* **What is needed**: When the string "Settings" is part of a line below, that line should be copied.

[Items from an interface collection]
· · ·

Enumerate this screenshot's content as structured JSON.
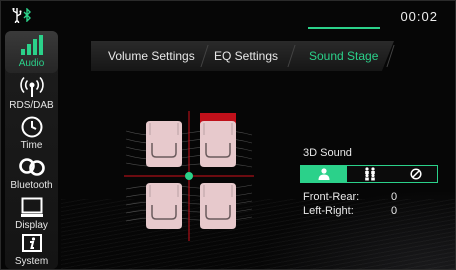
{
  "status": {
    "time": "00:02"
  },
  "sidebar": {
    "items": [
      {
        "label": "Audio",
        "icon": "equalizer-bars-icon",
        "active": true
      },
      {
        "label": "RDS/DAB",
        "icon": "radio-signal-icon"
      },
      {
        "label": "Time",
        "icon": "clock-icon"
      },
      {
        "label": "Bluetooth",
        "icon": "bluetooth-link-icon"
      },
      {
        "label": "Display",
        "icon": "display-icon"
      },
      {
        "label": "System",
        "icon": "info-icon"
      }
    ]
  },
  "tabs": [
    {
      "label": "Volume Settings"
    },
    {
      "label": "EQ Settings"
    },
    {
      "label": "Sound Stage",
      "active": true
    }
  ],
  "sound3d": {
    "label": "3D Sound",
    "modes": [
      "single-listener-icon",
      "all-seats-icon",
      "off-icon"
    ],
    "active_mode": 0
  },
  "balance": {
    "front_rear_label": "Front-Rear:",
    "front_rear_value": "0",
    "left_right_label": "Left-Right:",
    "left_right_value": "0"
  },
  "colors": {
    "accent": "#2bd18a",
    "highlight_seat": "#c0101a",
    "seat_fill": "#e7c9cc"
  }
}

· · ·

* **Solution to this task**:
      "label": "Volume Settings"
      "label": "EQ Settings"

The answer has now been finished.